Very recently (as in during the middle of writing this article) my boys were splitting and stacking wood when a split log crushed my son’s finger breaking it and opening it to the bone.  Without panicking, the boys cleaned it, stabilized it and wrapped it as best they could.  When they arrived home, marched into my office, and calmly shoved the mangled appendage under my nose, I will admit that it was mom who panicked a bit.  However, my injured son calmly assured me that it was cleaned, stabilized, and likely broken, so I bit back my motherly “OH MY POOR BABY” response, grabbed my purse, and drove him to the emergency room for some proper medical attention.

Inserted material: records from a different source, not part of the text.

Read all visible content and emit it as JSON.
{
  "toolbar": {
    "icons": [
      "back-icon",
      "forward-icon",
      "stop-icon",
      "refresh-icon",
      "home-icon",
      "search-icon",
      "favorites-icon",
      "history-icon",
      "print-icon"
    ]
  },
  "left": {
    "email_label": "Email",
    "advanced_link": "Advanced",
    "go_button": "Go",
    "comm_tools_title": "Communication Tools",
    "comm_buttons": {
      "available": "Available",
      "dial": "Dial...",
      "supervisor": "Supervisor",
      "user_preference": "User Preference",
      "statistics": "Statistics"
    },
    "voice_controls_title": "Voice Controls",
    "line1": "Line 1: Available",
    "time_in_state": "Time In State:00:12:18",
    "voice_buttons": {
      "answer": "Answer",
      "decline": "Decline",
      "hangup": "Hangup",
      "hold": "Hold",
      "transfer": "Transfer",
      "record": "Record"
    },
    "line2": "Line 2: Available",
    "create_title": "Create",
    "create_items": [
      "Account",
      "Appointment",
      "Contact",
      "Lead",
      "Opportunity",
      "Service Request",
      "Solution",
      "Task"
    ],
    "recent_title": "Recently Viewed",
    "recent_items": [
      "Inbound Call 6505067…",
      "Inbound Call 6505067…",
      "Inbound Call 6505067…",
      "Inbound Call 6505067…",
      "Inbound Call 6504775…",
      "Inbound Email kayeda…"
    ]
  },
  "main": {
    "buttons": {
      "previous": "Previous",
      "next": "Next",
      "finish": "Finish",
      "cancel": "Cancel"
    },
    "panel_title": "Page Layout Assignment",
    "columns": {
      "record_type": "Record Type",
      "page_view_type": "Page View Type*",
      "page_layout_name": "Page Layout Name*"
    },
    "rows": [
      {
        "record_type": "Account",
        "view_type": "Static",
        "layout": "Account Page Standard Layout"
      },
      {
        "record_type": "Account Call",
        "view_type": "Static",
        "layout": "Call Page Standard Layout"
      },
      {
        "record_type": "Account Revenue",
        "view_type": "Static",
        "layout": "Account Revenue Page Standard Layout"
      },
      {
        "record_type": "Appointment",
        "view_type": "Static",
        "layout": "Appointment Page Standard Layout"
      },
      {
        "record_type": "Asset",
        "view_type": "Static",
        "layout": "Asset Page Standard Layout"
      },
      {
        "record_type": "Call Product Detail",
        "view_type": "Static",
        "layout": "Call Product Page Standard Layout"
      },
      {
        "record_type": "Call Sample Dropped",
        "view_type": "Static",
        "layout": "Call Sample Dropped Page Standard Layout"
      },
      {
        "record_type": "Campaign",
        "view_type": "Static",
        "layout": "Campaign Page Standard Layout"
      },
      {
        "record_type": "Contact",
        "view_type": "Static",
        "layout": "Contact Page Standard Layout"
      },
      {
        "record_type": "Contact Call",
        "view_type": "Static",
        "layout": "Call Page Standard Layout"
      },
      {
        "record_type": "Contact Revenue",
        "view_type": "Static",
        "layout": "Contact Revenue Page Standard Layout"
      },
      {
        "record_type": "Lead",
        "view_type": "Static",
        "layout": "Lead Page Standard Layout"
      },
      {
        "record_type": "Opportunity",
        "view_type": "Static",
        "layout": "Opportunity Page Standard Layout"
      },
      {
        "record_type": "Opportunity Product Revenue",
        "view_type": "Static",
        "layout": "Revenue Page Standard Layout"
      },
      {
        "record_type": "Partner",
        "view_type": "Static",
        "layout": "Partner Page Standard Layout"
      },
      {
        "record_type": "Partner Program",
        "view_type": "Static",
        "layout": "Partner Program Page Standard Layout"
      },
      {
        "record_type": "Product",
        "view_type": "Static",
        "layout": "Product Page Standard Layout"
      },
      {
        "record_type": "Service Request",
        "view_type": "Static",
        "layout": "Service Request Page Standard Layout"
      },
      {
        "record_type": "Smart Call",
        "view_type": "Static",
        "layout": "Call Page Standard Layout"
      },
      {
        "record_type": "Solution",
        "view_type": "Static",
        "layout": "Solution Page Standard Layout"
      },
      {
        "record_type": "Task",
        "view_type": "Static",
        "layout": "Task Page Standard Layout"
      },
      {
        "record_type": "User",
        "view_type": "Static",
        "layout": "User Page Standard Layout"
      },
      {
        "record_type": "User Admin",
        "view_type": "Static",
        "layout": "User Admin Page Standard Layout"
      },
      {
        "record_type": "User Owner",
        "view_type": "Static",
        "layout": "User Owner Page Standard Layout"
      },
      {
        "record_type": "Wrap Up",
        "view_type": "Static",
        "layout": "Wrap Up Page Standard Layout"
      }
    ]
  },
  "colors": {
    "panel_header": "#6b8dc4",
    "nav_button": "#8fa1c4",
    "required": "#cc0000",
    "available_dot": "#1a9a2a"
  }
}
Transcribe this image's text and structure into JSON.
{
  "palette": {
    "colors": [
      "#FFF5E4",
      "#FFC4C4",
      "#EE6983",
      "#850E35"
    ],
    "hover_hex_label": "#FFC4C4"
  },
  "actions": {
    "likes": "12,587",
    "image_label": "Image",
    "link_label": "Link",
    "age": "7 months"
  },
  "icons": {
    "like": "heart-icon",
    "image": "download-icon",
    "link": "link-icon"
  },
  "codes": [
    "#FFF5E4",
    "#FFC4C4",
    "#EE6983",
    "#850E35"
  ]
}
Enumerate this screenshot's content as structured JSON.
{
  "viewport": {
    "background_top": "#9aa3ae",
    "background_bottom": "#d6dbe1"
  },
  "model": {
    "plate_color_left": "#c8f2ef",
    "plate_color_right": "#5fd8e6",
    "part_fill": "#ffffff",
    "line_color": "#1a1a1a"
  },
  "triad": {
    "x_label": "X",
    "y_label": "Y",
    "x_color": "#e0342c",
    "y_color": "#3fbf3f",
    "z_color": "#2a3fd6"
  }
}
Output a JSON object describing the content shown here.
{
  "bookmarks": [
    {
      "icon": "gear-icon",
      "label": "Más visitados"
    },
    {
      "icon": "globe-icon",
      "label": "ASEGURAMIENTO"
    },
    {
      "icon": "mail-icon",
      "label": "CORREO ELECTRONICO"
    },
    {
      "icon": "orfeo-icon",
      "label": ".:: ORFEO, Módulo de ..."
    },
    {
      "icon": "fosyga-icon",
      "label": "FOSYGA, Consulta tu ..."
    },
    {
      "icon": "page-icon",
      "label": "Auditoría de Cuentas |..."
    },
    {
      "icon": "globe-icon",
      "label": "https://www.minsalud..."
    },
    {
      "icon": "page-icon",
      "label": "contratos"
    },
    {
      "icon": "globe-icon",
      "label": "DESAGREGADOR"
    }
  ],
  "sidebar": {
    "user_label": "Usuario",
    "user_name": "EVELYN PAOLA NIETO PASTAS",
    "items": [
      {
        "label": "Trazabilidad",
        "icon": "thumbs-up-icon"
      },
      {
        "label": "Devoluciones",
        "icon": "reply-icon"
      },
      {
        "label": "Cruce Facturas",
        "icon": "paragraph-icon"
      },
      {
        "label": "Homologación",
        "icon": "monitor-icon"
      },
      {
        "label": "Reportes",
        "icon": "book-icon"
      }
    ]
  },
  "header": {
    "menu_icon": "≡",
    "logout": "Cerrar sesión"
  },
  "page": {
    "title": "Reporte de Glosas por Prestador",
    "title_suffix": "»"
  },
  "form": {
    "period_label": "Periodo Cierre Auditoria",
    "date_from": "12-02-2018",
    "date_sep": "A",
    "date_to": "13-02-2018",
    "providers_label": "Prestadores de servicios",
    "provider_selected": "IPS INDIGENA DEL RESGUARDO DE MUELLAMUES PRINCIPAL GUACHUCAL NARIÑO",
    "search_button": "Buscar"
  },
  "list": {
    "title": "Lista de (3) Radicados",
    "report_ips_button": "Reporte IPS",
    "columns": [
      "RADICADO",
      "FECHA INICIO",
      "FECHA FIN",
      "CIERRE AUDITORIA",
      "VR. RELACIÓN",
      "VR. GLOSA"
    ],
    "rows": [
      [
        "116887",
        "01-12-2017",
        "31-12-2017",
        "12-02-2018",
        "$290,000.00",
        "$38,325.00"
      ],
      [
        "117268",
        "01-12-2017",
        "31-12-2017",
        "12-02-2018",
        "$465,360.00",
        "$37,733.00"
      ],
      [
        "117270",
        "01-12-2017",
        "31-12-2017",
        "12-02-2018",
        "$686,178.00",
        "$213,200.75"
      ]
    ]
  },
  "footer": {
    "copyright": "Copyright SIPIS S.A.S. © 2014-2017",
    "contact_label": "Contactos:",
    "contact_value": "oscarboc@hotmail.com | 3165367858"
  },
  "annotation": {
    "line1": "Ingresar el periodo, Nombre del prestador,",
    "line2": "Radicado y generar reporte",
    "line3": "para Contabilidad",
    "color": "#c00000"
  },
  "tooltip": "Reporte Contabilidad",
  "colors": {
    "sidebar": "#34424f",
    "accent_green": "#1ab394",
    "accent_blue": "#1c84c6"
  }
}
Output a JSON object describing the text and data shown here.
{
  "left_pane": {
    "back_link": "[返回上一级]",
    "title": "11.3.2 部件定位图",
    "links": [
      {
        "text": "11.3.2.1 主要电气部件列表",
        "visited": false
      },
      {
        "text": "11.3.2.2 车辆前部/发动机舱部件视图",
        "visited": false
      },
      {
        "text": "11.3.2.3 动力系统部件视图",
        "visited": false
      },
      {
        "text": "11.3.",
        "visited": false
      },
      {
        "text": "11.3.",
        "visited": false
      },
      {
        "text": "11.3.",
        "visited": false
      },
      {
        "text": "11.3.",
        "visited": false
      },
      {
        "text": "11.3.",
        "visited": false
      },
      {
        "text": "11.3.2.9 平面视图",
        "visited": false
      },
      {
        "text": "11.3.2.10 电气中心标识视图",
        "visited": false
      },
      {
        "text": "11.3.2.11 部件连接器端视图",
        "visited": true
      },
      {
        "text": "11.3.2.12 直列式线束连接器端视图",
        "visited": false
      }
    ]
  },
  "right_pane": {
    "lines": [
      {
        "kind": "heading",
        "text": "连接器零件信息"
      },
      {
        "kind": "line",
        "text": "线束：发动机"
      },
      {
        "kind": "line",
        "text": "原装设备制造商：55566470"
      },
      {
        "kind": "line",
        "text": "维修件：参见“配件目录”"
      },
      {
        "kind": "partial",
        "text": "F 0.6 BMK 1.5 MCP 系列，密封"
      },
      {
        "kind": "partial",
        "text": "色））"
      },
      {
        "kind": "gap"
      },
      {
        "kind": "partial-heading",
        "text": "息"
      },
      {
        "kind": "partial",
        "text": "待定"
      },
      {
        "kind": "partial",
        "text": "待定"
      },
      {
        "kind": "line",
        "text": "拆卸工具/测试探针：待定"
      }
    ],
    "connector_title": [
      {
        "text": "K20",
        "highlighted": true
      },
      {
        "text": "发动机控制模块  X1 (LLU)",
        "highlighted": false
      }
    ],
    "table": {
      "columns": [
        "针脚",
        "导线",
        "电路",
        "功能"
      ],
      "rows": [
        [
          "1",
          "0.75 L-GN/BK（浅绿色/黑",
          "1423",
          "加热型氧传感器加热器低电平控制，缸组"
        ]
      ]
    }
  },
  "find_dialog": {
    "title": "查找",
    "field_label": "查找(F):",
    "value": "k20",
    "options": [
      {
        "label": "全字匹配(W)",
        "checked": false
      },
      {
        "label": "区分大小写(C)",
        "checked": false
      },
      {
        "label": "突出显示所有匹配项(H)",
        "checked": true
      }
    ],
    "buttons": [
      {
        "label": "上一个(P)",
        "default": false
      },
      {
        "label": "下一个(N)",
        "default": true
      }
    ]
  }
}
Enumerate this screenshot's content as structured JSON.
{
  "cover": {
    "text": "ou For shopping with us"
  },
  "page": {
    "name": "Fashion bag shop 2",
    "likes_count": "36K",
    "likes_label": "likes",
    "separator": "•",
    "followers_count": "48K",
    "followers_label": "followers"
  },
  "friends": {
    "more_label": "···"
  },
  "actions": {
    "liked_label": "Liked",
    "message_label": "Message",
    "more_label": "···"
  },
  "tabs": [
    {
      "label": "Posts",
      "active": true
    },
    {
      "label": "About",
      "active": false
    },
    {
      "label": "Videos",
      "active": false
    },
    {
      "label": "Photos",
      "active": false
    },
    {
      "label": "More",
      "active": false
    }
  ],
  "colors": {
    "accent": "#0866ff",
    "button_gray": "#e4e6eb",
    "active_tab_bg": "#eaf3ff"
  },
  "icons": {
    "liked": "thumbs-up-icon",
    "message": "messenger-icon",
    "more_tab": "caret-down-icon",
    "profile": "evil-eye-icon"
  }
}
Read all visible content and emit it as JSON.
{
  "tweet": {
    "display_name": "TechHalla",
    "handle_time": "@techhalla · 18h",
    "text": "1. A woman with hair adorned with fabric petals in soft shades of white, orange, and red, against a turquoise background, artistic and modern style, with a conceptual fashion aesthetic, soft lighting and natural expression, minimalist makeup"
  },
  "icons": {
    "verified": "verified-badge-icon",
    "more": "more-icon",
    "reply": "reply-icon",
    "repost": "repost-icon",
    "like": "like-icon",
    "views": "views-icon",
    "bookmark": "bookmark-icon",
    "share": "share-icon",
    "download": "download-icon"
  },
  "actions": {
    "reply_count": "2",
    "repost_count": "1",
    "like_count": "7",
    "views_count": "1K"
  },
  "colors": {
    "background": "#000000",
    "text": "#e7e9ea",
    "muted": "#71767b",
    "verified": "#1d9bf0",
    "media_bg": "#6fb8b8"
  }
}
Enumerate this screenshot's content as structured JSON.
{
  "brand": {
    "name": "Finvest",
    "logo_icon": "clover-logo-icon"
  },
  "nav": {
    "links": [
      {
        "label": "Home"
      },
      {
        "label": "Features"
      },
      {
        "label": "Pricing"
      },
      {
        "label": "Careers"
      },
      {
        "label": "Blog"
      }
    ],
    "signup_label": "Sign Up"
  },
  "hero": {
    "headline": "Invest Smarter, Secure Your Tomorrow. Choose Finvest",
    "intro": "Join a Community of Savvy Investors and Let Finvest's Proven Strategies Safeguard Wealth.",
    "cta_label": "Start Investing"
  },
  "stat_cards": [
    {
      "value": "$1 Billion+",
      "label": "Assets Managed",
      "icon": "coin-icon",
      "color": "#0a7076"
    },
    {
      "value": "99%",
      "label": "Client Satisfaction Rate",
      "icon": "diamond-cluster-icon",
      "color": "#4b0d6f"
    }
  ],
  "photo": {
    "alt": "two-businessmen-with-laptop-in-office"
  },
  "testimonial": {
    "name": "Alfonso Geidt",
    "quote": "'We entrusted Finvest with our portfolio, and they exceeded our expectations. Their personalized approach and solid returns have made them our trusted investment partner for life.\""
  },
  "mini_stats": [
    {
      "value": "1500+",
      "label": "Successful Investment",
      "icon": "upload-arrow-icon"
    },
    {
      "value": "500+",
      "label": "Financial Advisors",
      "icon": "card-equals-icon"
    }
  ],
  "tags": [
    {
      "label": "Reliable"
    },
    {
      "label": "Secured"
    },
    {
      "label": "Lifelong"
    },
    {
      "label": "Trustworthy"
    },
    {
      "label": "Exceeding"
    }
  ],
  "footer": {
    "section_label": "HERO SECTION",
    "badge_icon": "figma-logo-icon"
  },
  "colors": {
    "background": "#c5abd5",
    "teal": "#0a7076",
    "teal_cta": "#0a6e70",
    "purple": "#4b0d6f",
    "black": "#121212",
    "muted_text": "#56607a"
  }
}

When I started to write this article, I didn’t except to prove my point with a real world example mid-article, but I guess that truth IS stranger than fiction!  Without having to experience this example yourself, keep it mind the next time your kids show an interest in camping out, scouting, learning survival skills or simply starting a fire with a piece of flint.  It may be worth considering the long-term benefits.  Then, grab the fire extinguisher, make sure the first aid kit is up-to-date, and indulge them in their adventurous spirit a little bit.  There may be more to be gained in such an endeavor than is readily apparent.  In hindsight, I can say that my calm “we’ve-got-the-situation-in-control-mom-so-don’t-panic” sons did a good job in a less than optimal situation.

Now if I can just find a way keep the broken-finger kid occupied and still long enough to let that finger heal….

You can read more about Bear Grylls new book, Bear Grylls:  A Survival Guide for Life on our website.   This latest book focuses on the life lessons Bear has learned as an extreme adventurer and survivalist.  At  you can also find all types of survival gear, survival books, and resources for parents.